## Required action
Using the listing below, report each line holding the string "content".

## Excerpted records
'''
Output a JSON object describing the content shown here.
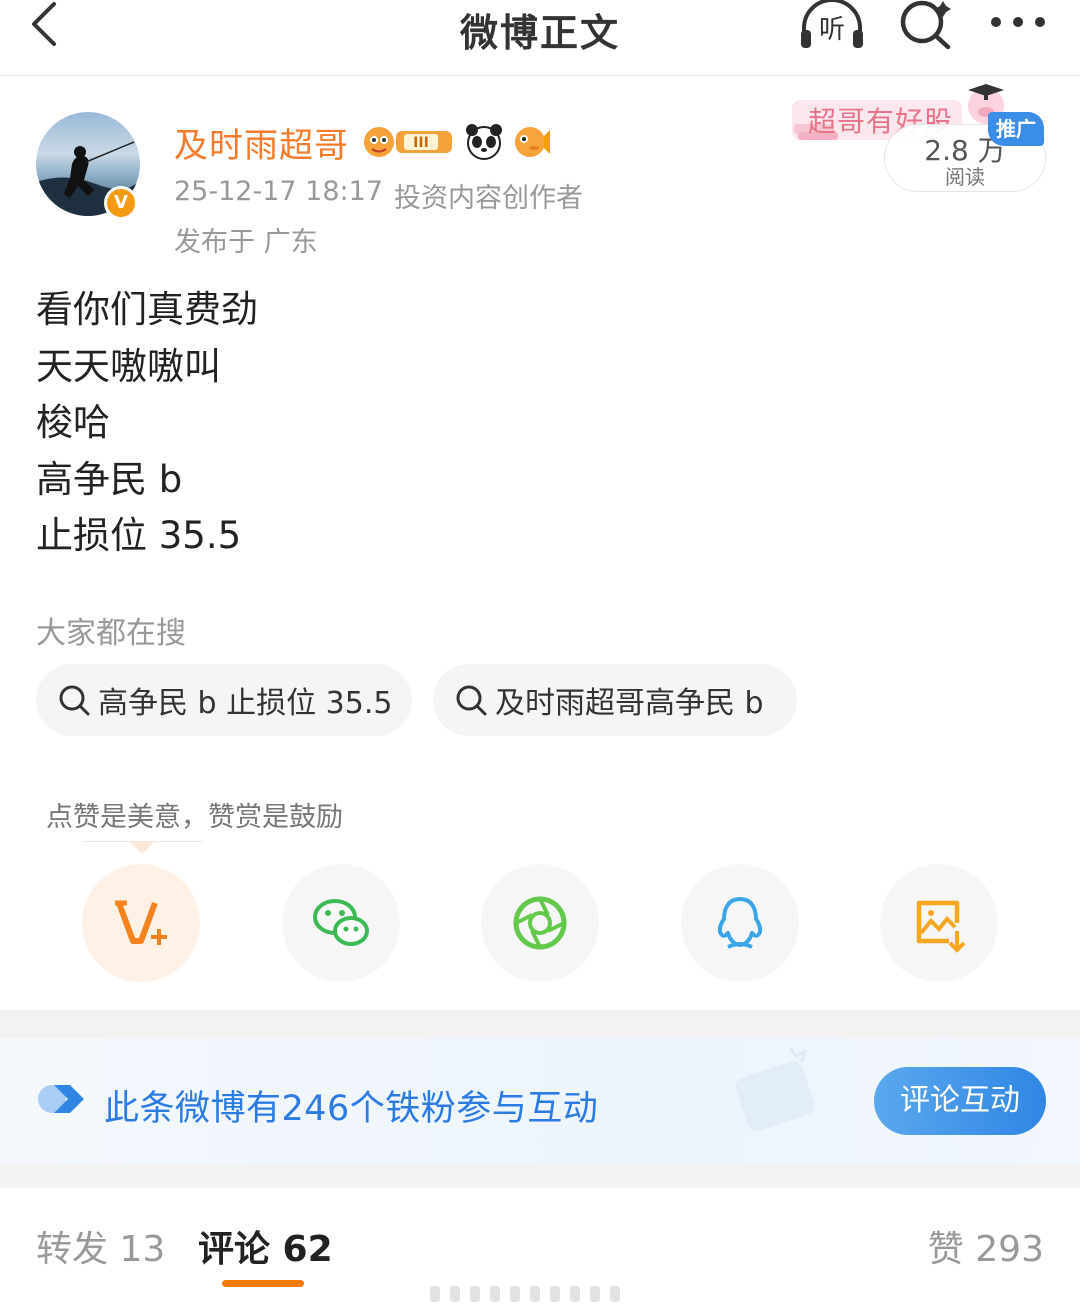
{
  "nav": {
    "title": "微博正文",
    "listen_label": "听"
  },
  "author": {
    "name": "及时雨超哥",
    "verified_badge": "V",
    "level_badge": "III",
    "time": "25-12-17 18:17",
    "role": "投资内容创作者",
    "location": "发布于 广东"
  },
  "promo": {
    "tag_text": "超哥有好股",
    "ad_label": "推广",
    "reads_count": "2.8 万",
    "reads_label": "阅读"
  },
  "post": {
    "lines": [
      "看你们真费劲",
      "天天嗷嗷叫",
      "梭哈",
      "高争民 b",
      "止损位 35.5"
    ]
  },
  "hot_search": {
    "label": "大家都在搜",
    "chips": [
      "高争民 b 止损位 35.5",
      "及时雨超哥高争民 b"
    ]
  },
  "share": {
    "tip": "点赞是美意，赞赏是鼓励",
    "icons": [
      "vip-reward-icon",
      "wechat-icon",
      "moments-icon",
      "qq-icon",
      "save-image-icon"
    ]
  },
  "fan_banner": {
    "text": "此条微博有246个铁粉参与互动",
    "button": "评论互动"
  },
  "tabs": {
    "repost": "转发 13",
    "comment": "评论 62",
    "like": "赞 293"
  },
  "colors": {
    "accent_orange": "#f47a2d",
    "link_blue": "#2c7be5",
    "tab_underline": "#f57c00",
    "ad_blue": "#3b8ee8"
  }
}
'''
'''
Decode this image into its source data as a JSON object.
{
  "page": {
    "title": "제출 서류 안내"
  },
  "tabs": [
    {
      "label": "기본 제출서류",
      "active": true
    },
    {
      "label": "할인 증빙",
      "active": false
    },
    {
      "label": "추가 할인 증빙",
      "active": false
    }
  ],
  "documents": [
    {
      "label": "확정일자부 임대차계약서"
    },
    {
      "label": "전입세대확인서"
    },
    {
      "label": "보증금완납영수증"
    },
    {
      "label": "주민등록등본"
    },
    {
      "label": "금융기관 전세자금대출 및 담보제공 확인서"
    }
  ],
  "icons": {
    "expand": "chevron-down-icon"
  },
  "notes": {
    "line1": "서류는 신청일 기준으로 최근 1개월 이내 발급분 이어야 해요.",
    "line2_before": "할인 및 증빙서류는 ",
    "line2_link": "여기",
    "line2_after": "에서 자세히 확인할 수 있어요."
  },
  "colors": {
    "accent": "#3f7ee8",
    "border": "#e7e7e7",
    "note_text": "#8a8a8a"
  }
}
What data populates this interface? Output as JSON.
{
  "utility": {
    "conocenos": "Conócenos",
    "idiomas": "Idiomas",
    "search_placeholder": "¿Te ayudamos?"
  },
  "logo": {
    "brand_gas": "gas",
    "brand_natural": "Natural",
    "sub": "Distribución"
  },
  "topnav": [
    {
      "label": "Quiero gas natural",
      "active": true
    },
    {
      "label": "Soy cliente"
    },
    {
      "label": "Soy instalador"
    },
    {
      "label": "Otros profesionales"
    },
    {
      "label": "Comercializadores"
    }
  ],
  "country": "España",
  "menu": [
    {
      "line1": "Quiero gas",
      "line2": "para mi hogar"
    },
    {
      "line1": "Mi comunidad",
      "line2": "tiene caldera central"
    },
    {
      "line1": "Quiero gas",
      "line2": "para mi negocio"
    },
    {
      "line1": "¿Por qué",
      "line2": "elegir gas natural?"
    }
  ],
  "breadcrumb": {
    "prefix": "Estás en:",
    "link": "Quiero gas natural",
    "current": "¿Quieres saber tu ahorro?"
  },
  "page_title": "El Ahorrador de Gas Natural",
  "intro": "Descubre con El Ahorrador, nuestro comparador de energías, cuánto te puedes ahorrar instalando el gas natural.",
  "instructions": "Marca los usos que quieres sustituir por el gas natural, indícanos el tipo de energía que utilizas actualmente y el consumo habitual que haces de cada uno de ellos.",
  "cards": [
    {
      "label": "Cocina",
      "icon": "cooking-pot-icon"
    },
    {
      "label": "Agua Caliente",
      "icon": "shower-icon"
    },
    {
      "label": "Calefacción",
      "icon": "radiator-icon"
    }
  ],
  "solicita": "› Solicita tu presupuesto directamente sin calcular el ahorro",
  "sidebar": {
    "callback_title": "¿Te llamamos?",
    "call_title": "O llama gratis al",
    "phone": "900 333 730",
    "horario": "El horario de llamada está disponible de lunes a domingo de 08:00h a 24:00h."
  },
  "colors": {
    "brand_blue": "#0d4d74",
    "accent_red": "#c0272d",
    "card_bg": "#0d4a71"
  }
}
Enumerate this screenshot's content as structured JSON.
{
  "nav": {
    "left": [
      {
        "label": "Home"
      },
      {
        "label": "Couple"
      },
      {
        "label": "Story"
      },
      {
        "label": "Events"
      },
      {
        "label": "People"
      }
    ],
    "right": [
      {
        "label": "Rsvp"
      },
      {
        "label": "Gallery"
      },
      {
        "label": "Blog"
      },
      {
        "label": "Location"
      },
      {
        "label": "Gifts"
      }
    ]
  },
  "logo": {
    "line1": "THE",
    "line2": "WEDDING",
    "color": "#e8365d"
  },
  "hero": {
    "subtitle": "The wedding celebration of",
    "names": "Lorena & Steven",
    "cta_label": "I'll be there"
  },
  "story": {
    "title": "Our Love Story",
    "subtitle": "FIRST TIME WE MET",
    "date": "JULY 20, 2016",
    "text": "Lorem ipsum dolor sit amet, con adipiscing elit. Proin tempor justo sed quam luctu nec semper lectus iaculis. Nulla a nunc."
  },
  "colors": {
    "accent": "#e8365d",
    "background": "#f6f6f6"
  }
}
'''
## Written reply
Output a JSON object describing the content shown here.
Enumerate this screenshot's content as structured JSON.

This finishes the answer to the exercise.